Kentucky law requires Homeland Security to credit God
“The law that organized the [Kentucky] Homeland Security office first lists Homeland Security’s duty to recognize that government itself can’t secure the state without God, even before mentioning other duties, which include distributing millions of dollars in federal grants and analyzing possible threats.”
This insane bit of Kentucky lawmaking also requires that the office post a plaque at the entrance to the state Emergency Operations Center with an 88-word statement that begins, “The safety and security of the Commonwealth cannot be achieved apart from reliance upon Almighty God.”
State Rep. Tom Riner, a Southern Baptist minister, has his panties in a twist because the Kentucky Homeland Security office doesn’t mention God in its mission statement or on its Web site and the 2008 Homeland Security report issued last month failed to credit God with preventing a terrorist attack on, for example, Burks’ Distillery.
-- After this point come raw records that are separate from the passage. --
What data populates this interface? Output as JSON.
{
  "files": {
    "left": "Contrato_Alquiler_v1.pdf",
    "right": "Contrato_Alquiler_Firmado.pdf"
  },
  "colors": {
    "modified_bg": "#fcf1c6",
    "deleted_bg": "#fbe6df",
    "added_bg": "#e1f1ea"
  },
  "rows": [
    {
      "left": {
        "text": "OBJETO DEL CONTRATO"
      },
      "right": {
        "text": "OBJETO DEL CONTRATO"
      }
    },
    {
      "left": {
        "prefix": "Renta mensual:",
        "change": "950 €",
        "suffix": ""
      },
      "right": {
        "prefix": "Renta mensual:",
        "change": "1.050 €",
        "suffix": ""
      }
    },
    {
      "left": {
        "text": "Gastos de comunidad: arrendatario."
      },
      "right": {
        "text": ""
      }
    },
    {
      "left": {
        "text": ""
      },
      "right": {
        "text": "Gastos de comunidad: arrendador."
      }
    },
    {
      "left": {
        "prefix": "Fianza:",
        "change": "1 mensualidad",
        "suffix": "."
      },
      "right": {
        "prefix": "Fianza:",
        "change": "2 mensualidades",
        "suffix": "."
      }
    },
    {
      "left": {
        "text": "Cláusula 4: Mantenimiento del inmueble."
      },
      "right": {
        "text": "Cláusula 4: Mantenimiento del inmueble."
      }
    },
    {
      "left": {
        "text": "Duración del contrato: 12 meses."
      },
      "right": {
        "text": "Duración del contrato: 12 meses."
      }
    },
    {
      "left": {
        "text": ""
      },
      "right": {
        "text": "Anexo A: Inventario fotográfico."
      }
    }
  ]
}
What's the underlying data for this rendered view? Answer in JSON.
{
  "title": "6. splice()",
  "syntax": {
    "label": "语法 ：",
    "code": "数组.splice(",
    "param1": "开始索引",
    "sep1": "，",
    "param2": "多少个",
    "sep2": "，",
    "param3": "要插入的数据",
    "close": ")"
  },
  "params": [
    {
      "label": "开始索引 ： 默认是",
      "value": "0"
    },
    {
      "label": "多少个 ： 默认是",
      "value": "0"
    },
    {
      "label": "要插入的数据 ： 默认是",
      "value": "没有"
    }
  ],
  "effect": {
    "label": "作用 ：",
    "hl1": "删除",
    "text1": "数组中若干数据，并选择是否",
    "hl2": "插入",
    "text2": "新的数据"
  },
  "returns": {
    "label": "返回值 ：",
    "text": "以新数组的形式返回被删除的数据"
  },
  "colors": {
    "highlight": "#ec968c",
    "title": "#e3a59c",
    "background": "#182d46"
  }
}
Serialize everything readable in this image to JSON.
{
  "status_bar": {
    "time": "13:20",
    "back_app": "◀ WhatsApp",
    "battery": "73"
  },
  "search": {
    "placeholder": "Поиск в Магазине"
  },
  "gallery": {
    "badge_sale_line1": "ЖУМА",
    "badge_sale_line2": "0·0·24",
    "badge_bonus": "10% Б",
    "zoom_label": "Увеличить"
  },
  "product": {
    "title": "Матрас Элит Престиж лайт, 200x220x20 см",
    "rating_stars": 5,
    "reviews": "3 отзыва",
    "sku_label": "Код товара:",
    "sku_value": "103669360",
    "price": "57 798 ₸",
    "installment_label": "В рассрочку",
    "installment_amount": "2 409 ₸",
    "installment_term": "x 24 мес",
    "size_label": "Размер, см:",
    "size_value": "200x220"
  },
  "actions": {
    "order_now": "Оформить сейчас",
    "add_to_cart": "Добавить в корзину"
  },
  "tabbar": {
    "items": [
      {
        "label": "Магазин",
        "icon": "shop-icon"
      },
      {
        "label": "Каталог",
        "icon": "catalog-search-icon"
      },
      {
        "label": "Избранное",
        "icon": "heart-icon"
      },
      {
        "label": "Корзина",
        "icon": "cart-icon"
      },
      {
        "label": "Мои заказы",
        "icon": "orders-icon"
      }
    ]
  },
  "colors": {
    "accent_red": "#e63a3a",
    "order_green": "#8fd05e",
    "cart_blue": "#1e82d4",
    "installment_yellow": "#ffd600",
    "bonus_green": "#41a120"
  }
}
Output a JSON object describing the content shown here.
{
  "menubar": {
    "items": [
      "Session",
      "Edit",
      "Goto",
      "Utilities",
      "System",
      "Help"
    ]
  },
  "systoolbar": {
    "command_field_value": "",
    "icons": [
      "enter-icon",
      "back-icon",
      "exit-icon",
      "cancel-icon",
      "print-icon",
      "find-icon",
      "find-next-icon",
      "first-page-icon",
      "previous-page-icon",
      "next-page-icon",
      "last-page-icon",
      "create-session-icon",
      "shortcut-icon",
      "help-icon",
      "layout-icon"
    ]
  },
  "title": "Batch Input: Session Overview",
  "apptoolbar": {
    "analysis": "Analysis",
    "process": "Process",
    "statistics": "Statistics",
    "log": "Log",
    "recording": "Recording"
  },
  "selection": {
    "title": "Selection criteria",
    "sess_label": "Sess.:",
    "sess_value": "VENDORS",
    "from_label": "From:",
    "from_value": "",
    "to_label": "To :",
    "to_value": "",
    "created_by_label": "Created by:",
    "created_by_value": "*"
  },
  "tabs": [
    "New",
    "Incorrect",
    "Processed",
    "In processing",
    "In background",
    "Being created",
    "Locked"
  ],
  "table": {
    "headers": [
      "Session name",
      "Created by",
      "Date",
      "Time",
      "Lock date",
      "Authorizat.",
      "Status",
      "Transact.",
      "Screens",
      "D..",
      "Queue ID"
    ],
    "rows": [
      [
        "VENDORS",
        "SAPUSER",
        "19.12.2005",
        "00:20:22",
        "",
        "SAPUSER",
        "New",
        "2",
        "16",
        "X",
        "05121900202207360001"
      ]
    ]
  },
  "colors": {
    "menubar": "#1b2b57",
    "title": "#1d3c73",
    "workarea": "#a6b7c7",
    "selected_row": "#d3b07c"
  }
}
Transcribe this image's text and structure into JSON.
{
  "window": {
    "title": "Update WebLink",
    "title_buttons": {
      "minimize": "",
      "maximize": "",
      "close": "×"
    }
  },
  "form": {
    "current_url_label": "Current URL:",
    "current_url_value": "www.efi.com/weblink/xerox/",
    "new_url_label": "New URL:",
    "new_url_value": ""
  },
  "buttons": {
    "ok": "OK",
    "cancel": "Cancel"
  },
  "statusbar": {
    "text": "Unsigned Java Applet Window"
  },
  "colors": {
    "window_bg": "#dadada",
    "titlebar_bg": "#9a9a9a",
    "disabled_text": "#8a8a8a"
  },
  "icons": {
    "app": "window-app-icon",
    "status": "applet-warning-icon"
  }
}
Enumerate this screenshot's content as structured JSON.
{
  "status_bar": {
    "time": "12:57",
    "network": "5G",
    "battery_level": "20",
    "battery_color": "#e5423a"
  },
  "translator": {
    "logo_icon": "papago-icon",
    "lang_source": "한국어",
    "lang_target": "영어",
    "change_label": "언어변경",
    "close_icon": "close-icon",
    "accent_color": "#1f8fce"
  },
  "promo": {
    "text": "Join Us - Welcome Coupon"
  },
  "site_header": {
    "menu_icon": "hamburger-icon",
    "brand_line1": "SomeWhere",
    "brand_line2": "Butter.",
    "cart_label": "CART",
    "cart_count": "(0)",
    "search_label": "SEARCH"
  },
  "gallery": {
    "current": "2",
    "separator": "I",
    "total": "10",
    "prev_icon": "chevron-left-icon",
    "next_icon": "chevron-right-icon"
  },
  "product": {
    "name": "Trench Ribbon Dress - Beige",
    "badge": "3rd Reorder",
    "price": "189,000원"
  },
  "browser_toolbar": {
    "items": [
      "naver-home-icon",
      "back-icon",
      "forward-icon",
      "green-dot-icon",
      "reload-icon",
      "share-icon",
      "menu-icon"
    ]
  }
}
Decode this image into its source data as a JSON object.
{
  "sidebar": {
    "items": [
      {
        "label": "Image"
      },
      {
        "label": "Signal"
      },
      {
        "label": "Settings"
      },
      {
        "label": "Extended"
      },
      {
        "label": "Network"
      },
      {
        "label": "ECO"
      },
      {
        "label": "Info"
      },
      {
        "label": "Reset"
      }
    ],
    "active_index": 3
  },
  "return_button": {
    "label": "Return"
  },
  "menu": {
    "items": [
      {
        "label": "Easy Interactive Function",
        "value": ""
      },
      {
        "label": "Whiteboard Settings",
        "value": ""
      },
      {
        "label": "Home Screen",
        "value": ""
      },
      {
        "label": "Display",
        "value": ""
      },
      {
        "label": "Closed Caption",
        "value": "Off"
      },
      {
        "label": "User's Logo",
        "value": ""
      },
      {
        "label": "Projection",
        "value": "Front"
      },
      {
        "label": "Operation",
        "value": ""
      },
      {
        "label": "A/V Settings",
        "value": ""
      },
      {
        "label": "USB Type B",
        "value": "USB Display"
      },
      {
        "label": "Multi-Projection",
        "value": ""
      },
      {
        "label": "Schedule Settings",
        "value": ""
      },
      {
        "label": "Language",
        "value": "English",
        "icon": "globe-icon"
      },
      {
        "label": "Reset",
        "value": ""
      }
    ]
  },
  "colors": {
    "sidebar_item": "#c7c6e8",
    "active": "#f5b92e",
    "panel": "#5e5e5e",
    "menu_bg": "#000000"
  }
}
Thomas Preston, Kentucky’s Homeland Security chief, has promised that he “will not try to supplant almighty God,” but that “I really don’t know what their motivation was for this.”
I know! I know! (jumping up and down and waving both hands)
Certain lawmakers in Kentucky are attempting to establish an official religion through the back door. And if they have to do it by screwing “homeland security,” so be it.
But don’t think all of Kentucky’s elected state officials are morons. State Sen. Kathy Stein is on record stating what is obvious to anyone with all cylinders firing:
“It takes away from the seriousness of the public discussion over security, and it clearly hurts the credibility of [the Homeland Security] office if it’s supposed to be depending on God, first and foremost.”
(Photograph courtesy of The Library of Congress)